BEGIN

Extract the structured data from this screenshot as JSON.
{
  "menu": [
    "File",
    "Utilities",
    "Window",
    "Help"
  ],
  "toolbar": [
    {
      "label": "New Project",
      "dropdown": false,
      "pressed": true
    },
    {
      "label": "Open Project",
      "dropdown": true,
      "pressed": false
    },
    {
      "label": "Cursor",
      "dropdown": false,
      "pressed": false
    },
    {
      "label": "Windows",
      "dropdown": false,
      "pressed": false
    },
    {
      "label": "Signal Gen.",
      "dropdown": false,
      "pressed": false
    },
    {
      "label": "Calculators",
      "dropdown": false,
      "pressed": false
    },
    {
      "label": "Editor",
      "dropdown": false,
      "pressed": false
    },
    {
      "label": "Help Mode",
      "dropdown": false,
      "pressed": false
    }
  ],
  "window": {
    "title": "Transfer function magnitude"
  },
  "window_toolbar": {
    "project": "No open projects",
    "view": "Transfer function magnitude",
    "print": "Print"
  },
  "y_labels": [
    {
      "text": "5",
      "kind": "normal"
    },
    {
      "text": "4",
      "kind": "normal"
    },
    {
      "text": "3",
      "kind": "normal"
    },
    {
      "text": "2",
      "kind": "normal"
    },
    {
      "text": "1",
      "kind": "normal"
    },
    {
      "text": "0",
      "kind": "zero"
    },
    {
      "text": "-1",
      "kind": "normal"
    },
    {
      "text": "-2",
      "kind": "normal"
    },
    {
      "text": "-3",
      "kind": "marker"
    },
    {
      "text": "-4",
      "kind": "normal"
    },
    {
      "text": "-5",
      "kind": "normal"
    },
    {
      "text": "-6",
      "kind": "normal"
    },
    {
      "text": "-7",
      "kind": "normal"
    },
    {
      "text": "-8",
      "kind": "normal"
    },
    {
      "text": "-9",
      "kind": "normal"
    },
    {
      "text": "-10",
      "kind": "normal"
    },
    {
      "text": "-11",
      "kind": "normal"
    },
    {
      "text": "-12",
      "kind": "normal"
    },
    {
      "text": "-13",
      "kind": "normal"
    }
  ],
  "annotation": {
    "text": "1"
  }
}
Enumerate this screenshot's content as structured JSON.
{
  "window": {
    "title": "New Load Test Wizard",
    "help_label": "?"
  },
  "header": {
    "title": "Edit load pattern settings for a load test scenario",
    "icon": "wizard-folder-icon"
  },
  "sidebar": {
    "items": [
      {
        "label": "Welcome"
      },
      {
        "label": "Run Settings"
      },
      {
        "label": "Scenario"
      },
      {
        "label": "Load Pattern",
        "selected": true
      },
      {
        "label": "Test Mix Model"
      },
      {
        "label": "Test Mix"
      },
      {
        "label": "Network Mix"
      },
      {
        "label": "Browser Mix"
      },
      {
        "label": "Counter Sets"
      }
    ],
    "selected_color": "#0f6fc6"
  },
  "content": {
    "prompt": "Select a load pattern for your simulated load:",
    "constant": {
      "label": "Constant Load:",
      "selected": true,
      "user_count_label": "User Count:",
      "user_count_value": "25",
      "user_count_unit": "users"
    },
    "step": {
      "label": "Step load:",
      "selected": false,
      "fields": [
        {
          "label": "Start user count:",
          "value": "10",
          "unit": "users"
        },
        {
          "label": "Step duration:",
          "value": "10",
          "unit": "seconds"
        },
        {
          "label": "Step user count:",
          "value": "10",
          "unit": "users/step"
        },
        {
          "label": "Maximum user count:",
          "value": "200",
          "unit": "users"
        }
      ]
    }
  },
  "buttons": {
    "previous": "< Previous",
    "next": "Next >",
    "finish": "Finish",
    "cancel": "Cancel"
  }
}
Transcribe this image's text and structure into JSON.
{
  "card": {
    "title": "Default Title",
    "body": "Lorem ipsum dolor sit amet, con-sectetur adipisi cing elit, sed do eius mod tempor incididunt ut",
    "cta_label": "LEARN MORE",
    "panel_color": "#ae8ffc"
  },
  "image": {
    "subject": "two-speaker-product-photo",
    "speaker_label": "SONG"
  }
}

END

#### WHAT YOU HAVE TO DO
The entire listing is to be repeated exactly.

#### TASK ANSWER
Extract the structured data from this screenshot as JSON.
{
  "menu": [
    "File",
    "Utilities",
    "Window",
    "Help"
  ],
  "toolbar": [
    {
      "label": "New Project",
      "dropdown": false,
      "pressed": true
    },
    {
      "label": "Open Project",
      "dropdown": true,
      "pressed": false
    },
    {
      "label": "Cursor",
      "dropdown": false,
      "pressed": false
    },
    {
      "label": "Windows",
      "dropdown": false,
      "pressed": false
    },
    {
      "label": "Signal Gen.",
      "dropdown": false,
      "pressed": false
    },
    {
      "label": "Calculators",
      "dropdown": false,
      "pressed": false
    },
    {
      "label": "Editor",
      "dropdown": false,
      "pressed": false
    },
    {
      "label": "Help Mode",
      "dropdown": false,
      "pressed": false
    }
  ],
  "window": {
    "title": "Transfer function magnitude"
  },
  "window_toolbar": {
    "project": "No open projects",
    "view": "Transfer function magnitude",
    "print": "Print"
  },
  "y_labels": [
    {
      "text": "5",
      "kind": "normal"
    },
    {
      "text": "4",
      "kind": "normal"
    },
    {
      "text": "3",
      "kind": "normal"
    },
    {
      "text": "2",
      "kind": "normal"
    },
    {
      "text": "1",
      "kind": "normal"
    },
    {
      "text": "0",
      "kind": "zero"
    },
    {
      "text": "-1",
      "kind": "normal"
    },
    {
      "text": "-2",
      "kind": "normal"
    },
    {
      "text": "-3",
      "kind": "marker"
    },
    {
      "text": "-4",
      "kind": "normal"
    },
    {
      "text": "-5",
      "kind": "normal"
    },
    {
      "text": "-6",
      "kind": "normal"
    },
    {
      "text": "-7",
      "kind": "normal"
    },
    {
      "text": "-8",
      "kind": "normal"
    },
    {
      "text": "-9",
      "kind": "normal"
    },
    {
      "text": "-10",
      "kind": "normal"
    },
    {
      "text": "-11",
      "kind": "normal"
    },
    {
      "text": "-12",
      "kind": "normal"
    },
    {
      "text": "-13",
      "kind": "normal"
    }
  ],
  "annotation": {
    "text": "1"
  }
}
Enumerate this screenshot's content as structured JSON.
{
  "window": {
    "title": "New Load Test Wizard",
    "help_label": "?"
  },
  "header": {
    "title": "Edit load pattern settings for a load test scenario",
    "icon": "wizard-folder-icon"
  },
  "sidebar": {
    "items": [
      {
        "label": "Welcome"
      },
      {
        "label": "Run Settings"
      },
      {
        "label": "Scenario"
      },
      {
        "label": "Load Pattern",
        "selected": true
      },
      {
        "label": "Test Mix Model"
      },
      {
        "label": "Test Mix"
      },
      {
        "label": "Network Mix"
      },
      {
        "label": "Browser Mix"
      },
      {
        "label": "Counter Sets"
      }
    ],
    "selected_color": "#0f6fc6"
  },
  "content": {
    "prompt": "Select a load pattern for your simulated load:",
    "constant": {
      "label": "Constant Load:",
      "selected": true,
      "user_count_label": "User Count:",
      "user_count_value": "25",
      "user_count_unit": "users"
    },
    "step": {
      "label": "Step load:",
      "selected": false,
      "fields": [
        {
          "label": "Start user count:",
          "value": "10",
          "unit": "users"
        },
        {
          "label": "Step duration:",
          "value": "10",
          "unit": "seconds"
        },
        {
          "label": "Step user count:",
          "value": "10",
          "unit": "users/step"
        },
        {
          "label": "Maximum user count:",
          "value": "200",
          "unit": "users"
        }
      ]
    }
  },
  "buttons": {
    "previous": "< Previous",
    "next": "Next >",
    "finish": "Finish",
    "cancel": "Cancel"
  }
}
Transcribe this image's text and structure into JSON.
{
  "card": {
    "title": "Default Title",
    "body": "Lorem ipsum dolor sit amet, con-sectetur adipisi cing elit, sed do eius mod tempor incididunt ut",
    "cta_label": "LEARN MORE",
    "panel_color": "#ae8ffc"
  },
  "image": {
    "subject": "two-speaker-product-photo",
    "speaker_label": "SONG"
  }
}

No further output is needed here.